Please return every line below that contains the string "title".

** Opening Dataset content block **

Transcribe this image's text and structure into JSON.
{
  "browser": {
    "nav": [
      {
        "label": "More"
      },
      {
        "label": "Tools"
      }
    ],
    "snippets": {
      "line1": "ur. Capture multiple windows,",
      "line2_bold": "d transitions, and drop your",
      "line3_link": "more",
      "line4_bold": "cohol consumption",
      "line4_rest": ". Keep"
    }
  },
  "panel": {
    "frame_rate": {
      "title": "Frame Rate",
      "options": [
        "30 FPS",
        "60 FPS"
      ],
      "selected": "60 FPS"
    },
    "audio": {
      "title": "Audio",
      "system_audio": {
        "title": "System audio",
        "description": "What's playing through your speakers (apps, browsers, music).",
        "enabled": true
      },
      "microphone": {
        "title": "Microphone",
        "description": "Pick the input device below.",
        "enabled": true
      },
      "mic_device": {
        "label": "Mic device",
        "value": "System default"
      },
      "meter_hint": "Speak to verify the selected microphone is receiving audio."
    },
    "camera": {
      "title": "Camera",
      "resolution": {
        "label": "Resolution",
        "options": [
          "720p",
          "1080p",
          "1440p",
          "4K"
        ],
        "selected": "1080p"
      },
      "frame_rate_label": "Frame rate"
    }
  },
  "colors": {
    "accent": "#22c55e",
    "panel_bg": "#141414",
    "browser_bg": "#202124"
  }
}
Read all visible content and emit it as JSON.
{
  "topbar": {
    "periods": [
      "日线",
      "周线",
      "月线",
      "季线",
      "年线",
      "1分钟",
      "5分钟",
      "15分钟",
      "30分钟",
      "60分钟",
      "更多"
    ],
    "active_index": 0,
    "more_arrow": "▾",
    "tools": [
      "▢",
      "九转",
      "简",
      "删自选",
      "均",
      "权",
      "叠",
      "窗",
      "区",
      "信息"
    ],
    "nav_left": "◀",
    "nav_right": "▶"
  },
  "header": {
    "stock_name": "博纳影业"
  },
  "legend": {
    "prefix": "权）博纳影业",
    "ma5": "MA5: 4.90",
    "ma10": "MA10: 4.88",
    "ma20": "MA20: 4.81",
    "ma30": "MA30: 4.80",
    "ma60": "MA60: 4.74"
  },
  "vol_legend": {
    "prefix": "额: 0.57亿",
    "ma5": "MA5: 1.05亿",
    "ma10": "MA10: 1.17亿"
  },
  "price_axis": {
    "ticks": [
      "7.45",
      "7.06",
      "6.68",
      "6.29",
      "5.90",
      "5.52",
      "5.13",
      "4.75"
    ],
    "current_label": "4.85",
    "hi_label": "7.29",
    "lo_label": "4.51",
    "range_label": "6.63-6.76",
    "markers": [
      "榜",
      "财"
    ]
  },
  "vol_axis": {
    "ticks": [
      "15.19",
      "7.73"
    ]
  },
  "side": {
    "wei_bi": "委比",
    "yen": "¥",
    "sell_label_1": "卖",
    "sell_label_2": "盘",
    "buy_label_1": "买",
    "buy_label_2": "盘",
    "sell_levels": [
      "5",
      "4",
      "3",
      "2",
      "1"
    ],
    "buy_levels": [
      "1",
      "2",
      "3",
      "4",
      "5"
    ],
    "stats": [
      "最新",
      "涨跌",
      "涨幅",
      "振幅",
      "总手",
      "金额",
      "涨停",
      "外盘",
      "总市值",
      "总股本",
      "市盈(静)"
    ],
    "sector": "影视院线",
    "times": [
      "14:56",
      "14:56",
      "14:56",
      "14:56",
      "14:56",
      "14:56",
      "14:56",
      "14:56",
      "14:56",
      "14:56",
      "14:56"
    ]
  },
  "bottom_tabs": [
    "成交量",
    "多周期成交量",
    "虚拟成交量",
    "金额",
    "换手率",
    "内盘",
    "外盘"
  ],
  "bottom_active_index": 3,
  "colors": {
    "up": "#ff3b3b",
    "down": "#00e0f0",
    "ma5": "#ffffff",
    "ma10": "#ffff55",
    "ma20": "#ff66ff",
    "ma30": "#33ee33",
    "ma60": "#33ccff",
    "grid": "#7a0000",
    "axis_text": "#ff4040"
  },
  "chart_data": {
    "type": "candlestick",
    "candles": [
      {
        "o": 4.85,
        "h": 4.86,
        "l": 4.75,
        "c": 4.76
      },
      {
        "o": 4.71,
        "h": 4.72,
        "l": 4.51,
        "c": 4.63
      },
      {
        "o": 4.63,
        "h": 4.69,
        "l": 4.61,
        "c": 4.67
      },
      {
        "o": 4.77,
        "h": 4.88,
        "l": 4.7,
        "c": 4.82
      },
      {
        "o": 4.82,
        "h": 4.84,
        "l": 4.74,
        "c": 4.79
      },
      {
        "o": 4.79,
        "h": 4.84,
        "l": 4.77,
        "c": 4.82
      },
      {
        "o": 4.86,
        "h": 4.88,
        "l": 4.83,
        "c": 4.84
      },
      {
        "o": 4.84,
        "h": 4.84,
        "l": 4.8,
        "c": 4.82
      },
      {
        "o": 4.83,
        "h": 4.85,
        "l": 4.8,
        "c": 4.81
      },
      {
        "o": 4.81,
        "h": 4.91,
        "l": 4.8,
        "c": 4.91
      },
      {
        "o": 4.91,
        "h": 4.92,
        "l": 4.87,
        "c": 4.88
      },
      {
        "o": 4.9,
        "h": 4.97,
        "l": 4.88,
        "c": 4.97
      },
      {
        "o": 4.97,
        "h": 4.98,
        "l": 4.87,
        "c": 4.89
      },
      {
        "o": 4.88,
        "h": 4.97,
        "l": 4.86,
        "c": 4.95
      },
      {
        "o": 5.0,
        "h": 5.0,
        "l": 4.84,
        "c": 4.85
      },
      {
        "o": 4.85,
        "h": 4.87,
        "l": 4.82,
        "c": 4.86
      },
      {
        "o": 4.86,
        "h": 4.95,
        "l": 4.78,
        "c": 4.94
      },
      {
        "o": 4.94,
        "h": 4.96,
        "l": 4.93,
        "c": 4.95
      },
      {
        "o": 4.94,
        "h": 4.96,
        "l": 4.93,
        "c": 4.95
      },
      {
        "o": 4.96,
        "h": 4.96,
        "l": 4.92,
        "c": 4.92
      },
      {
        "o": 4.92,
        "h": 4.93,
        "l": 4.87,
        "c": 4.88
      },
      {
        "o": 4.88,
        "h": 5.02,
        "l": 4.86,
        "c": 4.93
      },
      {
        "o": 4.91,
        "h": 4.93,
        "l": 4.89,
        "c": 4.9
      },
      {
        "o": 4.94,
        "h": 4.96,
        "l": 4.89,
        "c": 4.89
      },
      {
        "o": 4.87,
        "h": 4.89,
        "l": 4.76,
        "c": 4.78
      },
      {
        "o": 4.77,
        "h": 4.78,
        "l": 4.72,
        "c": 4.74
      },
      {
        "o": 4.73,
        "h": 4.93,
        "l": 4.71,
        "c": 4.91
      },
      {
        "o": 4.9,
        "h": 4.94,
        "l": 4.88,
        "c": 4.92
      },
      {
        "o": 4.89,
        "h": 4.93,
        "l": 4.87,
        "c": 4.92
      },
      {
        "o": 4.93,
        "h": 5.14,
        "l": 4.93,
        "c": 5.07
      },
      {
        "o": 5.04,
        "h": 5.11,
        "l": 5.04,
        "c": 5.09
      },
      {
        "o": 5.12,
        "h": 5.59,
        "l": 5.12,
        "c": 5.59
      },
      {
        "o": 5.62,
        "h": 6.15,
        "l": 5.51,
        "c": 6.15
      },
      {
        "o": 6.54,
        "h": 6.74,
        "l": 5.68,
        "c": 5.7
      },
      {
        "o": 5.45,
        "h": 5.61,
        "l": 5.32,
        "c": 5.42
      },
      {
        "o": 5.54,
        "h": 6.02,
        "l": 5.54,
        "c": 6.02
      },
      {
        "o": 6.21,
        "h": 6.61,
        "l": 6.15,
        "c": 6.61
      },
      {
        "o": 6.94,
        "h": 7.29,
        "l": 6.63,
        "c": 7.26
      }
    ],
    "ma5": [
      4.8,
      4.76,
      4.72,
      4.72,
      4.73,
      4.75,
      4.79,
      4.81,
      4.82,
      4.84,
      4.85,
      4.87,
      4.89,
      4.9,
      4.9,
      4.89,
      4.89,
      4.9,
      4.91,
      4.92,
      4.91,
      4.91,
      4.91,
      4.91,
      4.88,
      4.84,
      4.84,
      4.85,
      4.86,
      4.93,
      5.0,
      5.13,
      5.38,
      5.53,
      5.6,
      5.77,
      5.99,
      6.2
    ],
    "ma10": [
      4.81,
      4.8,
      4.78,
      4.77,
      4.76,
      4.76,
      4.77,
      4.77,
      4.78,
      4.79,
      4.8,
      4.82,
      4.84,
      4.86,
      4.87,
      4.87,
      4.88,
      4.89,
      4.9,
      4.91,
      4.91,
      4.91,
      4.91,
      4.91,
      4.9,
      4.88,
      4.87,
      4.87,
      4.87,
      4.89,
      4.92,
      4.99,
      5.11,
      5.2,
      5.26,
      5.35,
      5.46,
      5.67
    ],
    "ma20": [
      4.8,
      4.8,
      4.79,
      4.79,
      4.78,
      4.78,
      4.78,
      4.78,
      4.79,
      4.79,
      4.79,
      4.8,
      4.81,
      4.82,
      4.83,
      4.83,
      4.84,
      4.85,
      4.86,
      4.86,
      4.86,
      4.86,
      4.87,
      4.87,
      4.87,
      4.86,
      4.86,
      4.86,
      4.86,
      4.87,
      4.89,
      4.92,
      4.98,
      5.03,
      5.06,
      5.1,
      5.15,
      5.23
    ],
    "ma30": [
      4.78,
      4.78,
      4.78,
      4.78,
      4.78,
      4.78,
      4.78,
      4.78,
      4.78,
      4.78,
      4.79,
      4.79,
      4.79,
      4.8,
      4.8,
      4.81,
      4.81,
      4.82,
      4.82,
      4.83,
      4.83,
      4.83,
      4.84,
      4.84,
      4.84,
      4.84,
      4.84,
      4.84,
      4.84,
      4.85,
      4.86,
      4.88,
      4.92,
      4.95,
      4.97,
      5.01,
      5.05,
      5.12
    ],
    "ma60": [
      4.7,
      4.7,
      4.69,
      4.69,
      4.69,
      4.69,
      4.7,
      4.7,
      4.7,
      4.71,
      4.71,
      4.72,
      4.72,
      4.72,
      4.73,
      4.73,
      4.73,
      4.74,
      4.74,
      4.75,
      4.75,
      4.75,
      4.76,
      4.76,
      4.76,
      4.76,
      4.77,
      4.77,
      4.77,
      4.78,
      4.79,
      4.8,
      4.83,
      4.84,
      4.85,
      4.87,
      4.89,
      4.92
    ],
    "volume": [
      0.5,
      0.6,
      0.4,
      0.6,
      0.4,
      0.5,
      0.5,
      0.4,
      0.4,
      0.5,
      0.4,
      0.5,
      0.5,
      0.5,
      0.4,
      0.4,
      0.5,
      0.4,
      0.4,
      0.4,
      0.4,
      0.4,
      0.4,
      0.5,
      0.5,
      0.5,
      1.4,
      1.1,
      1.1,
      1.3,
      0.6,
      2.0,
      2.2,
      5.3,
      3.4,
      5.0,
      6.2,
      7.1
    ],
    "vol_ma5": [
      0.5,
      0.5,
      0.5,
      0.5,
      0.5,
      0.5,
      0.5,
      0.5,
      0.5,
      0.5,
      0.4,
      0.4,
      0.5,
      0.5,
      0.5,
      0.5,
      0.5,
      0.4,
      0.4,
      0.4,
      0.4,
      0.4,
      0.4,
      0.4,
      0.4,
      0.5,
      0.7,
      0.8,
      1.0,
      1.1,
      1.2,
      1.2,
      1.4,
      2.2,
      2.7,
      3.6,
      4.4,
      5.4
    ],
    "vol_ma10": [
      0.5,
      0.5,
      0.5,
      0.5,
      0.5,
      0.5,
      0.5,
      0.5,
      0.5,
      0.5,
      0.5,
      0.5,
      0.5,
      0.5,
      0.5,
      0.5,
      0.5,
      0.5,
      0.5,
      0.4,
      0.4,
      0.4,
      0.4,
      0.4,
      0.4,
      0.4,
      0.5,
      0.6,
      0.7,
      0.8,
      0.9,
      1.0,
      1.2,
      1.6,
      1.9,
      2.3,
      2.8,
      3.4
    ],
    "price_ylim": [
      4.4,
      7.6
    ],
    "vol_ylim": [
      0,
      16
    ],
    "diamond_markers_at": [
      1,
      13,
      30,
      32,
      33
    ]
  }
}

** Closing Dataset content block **

Exercise solution |
      "title": "Frame Rate",
      "title": "Audio",
        "title": "System audio",
        "title": "Microphone",
      "title": "Camera",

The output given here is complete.